Your goal | Every entry is to be returned unchanged, and no picture is to be included.

Working data |
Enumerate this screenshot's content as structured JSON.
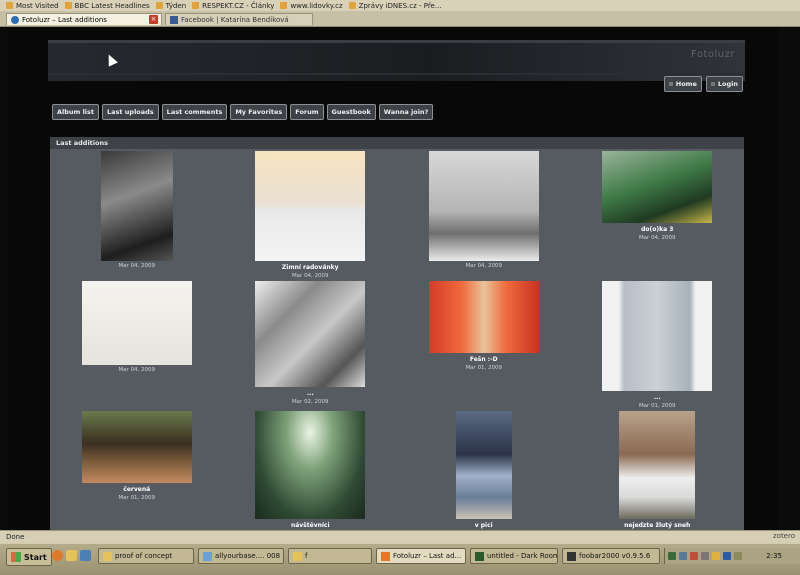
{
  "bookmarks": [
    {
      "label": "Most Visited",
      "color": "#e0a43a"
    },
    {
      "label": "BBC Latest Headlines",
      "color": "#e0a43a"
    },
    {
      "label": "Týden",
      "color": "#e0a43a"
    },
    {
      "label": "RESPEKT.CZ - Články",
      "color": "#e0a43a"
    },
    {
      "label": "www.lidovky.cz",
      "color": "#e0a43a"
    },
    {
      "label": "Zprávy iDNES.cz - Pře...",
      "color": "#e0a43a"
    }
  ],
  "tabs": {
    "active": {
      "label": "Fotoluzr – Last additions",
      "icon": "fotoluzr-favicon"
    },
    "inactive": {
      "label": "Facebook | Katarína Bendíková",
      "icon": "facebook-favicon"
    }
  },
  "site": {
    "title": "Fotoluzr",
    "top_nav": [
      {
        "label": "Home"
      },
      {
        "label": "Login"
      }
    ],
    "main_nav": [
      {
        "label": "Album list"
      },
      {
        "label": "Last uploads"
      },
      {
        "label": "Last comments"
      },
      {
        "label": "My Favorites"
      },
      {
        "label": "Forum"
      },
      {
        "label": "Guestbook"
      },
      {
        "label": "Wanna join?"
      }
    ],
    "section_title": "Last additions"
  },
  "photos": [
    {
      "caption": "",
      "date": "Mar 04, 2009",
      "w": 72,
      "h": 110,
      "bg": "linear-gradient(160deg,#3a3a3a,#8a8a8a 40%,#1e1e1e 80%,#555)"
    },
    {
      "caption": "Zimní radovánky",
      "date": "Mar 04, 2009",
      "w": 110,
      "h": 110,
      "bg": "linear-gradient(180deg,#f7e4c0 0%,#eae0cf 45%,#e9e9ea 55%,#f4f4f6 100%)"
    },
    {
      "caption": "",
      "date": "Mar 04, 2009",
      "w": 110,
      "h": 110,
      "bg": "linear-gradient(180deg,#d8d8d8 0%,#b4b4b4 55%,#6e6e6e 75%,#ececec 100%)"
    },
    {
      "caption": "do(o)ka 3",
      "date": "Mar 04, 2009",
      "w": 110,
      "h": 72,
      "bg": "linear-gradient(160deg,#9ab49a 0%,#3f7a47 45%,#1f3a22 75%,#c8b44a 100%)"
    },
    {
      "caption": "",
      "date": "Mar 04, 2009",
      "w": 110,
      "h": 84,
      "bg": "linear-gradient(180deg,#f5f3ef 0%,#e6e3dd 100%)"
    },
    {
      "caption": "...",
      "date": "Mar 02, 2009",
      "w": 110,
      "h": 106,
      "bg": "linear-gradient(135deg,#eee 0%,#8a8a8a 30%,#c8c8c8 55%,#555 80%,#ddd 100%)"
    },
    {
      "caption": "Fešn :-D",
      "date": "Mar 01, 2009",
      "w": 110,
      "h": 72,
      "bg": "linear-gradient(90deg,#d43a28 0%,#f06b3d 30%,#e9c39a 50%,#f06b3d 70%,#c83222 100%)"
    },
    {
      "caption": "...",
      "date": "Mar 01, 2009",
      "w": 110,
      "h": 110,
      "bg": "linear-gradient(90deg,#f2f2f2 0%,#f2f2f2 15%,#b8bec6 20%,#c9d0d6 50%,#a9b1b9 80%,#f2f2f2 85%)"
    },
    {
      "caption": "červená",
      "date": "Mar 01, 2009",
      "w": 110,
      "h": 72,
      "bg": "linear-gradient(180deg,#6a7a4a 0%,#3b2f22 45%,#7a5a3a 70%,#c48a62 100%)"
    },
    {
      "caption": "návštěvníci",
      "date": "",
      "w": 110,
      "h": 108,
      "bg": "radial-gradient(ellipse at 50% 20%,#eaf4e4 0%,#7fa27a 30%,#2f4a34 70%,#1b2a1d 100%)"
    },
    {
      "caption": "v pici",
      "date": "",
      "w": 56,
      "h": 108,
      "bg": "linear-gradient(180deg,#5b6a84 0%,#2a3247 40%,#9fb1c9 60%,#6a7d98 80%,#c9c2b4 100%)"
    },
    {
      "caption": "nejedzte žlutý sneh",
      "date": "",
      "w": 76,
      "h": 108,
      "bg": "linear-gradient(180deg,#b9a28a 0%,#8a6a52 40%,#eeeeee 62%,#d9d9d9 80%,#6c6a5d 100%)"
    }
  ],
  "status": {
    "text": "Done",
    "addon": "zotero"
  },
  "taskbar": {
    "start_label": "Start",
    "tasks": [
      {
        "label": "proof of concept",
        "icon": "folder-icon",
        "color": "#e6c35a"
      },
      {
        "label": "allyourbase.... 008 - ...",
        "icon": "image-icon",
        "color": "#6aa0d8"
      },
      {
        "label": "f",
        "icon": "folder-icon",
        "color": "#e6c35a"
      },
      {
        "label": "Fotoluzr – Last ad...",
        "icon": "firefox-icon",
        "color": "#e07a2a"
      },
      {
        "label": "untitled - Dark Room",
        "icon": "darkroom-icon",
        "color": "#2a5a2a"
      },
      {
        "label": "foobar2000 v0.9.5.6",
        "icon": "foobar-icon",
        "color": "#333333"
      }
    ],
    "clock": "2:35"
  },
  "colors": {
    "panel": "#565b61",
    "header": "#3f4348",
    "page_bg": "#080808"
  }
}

Answer space |
Enumerate this screenshot's content as structured JSON.
{
  "bookmarks": [
    {
      "label": "Most Visited",
      "color": "#e0a43a"
    },
    {
      "label": "BBC Latest Headlines",
      "color": "#e0a43a"
    },
    {
      "label": "Týden",
      "color": "#e0a43a"
    },
    {
      "label": "RESPEKT.CZ - Články",
      "color": "#e0a43a"
    },
    {
      "label": "www.lidovky.cz",
      "color": "#e0a43a"
    },
    {
      "label": "Zprávy iDNES.cz - Pře...",
      "color": "#e0a43a"
    }
  ],
  "tabs": {
    "active": {
      "label": "Fotoluzr – Last additions",
      "icon": "fotoluzr-favicon"
    },
    "inactive": {
      "label": "Facebook | Katarína Bendíková",
      "icon": "facebook-favicon"
    }
  },
  "site": {
    "title": "Fotoluzr",
    "top_nav": [
      {
        "label": "Home"
      },
      {
        "label": "Login"
      }
    ],
    "main_nav": [
      {
        "label": "Album list"
      },
      {
        "label": "Last uploads"
      },
      {
        "label": "Last comments"
      },
      {
        "label": "My Favorites"
      },
      {
        "label": "Forum"
      },
      {
        "label": "Guestbook"
      },
      {
        "label": "Wanna join?"
      }
    ],
    "section_title": "Last additions"
  },
  "photos": [
    {
      "caption": "",
      "date": "Mar 04, 2009",
      "w": 72,
      "h": 110,
      "bg": "linear-gradient(160deg,#3a3a3a,#8a8a8a 40%,#1e1e1e 80%,#555)"
    },
    {
      "caption": "Zimní radovánky",
      "date": "Mar 04, 2009",
      "w": 110,
      "h": 110,
      "bg": "linear-gradient(180deg,#f7e4c0 0%,#eae0cf 45%,#e9e9ea 55%,#f4f4f6 100%)"
    },
    {
      "caption": "",
      "date": "Mar 04, 2009",
      "w": 110,
      "h": 110,
      "bg": "linear-gradient(180deg,#d8d8d8 0%,#b4b4b4 55%,#6e6e6e 75%,#ececec 100%)"
    },
    {
      "caption": "do(o)ka 3",
      "date": "Mar 04, 2009",
      "w": 110,
      "h": 72,
      "bg": "linear-gradient(160deg,#9ab49a 0%,#3f7a47 45%,#1f3a22 75%,#c8b44a 100%)"
    },
    {
      "caption": "",
      "date": "Mar 04, 2009",
      "w": 110,
      "h": 84,
      "bg": "linear-gradient(180deg,#f5f3ef 0%,#e6e3dd 100%)"
    },
    {
      "caption": "...",
      "date": "Mar 02, 2009",
      "w": 110,
      "h": 106,
      "bg": "linear-gradient(135deg,#eee 0%,#8a8a8a 30%,#c8c8c8 55%,#555 80%,#ddd 100%)"
    },
    {
      "caption": "Fešn :-D",
      "date": "Mar 01, 2009",
      "w": 110,
      "h": 72,
      "bg": "linear-gradient(90deg,#d43a28 0%,#f06b3d 30%,#e9c39a 50%,#f06b3d 70%,#c83222 100%)"
    },
    {
      "caption": "...",
      "date": "Mar 01, 2009",
      "w": 110,
      "h": 110,
      "bg": "linear-gradient(90deg,#f2f2f2 0%,#f2f2f2 15%,#b8bec6 20%,#c9d0d6 50%,#a9b1b9 80%,#f2f2f2 85%)"
    },
    {
      "caption": "červená",
      "date": "Mar 01, 2009",
      "w": 110,
      "h": 72,
      "bg": "linear-gradient(180deg,#6a7a4a 0%,#3b2f22 45%,#7a5a3a 70%,#c48a62 100%)"
    },
    {
      "caption": "návštěvníci",
      "date": "",
      "w": 110,
      "h": 108,
      "bg": "radial-gradient(ellipse at 50% 20%,#eaf4e4 0%,#7fa27a 30%,#2f4a34 70%,#1b2a1d 100%)"
    },
    {
      "caption": "v pici",
      "date": "",
      "w": 56,
      "h": 108,
      "bg": "linear-gradient(180deg,#5b6a84 0%,#2a3247 40%,#9fb1c9 60%,#6a7d98 80%,#c9c2b4 100%)"
    },
    {
      "caption": "nejedzte žlutý sneh",
      "date": "",
      "w": 76,
      "h": 108,
      "bg": "linear-gradient(180deg,#b9a28a 0%,#8a6a52 40%,#eeeeee 62%,#d9d9d9 80%,#6c6a5d 100%)"
    }
  ],
  "status": {
    "text": "Done",
    "addon": "zotero"
  },
  "taskbar": {
    "start_label": "Start",
    "tasks": [
      {
        "label": "proof of concept",
        "icon": "folder-icon",
        "color": "#e6c35a"
      },
      {
        "label": "allyourbase.... 008 - ...",
        "icon": "image-icon",
        "color": "#6aa0d8"
      },
      {
        "label": "f",
        "icon": "folder-icon",
        "color": "#e6c35a"
      },
      {
        "label": "Fotoluzr – Last ad...",
        "icon": "firefox-icon",
        "color": "#e07a2a"
      },
      {
        "label": "untitled - Dark Room",
        "icon": "darkroom-icon",
        "color": "#2a5a2a"
      },
      {
        "label": "foobar2000 v0.9.5.6",
        "icon": "foobar-icon",
        "color": "#333333"
      }
    ],
    "clock": "2:35"
  },
  "colors": {
    "panel": "#565b61",
    "header": "#3f4348",
    "page_bg": "#080808"
  }
}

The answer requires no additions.